I taught two Becoming Minimalist* workshops this weekend with Som. One in New Jersey at Escape Fitness, the other in PA, at The River of Life, in Montgomery county, hosted by John Bair of Bair Knuckle Strength. You can tell a lot about a person’s movement by how they squat.
(*If you have a facility and would like to host a one (or two) day Becoming Minimalist workshop, please email us at PatFlynn@ChroniclesOfStrength.com with the subject line of “workshop”).
Are you only as old as your squat is deep? I’d like to think there’s some merit to that, sure. Saw two women in their mid and late sixties with deep, luscious squats over the weekend. Would have guessed them to be in their forties, hadn’t they already made their ages known to me. Women of iron, really—very athletes!

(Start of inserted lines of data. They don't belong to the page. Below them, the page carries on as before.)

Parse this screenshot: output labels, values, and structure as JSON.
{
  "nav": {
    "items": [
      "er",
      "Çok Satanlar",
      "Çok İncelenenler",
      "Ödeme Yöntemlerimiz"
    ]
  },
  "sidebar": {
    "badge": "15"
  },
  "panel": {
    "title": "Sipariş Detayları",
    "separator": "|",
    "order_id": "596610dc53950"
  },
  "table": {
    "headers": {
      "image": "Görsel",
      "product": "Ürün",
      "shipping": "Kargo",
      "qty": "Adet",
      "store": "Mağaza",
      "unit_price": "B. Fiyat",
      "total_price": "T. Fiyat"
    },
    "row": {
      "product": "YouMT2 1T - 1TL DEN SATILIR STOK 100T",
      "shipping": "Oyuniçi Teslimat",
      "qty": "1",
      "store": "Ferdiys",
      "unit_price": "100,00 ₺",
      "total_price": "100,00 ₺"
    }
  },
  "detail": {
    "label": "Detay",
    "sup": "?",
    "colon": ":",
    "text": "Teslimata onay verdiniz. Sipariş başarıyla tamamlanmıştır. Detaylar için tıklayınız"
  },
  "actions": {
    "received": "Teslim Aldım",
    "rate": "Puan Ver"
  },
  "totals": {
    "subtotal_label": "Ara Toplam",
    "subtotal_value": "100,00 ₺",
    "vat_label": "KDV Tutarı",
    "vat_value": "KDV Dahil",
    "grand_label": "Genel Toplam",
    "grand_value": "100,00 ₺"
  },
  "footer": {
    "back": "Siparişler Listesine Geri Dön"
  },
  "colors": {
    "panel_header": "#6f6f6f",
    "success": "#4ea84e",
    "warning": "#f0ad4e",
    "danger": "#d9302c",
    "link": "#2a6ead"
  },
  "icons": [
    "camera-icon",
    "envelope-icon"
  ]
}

Then saw many younger folks with wretched, abominable squats. There are many reasons for it, some remediable, some not.
Ok, so mobilization in the squat is great—IF YOU CAN GET THERE.
If not, then what do you do?
The answer, of course, is to get there—however you can. For some this may be on all fours, and done from a quadruped rocking position (pushing your butt back towards the heels while on your hands, knees, and feet). Frog stretch works damnably well, too. For others it can be done simply and easily from the goblet squat, while holding onto a light kettlebell or some other object not too overly cumbrous.
If I were to give you a minimalist squat mobility routine—and I’m going to venture some sweeping generalizations here; but we MUST make generalizations, from time to time, otherwise we lurk in that dark, nebulous void of “it all depends”, where no good or useful ideas are ever submitted for the fear of public disapproval. Could care less, myself.
Do the frog stretch, and do it everyday. Here’s one of our more archaic videos, pulled from the deepest back corner of my Youtube Channel. It’s Som doing a “two-minute to do” (we should really bring this series back…).
Next, rock and crawl and much as possible to mimic the squat from a horizontal position and developmental perspective. Just keep your back flat when you do it, ok?
And I don’t want to hear any bitching about this video. I can see it, and I’ve got the eyesight of an earthworm.
And finally, from the goblet squat:
If you have any questions, which I’m sure you probably do, I welcome them in the comment section.
PS – Check out One Meal a Day : – )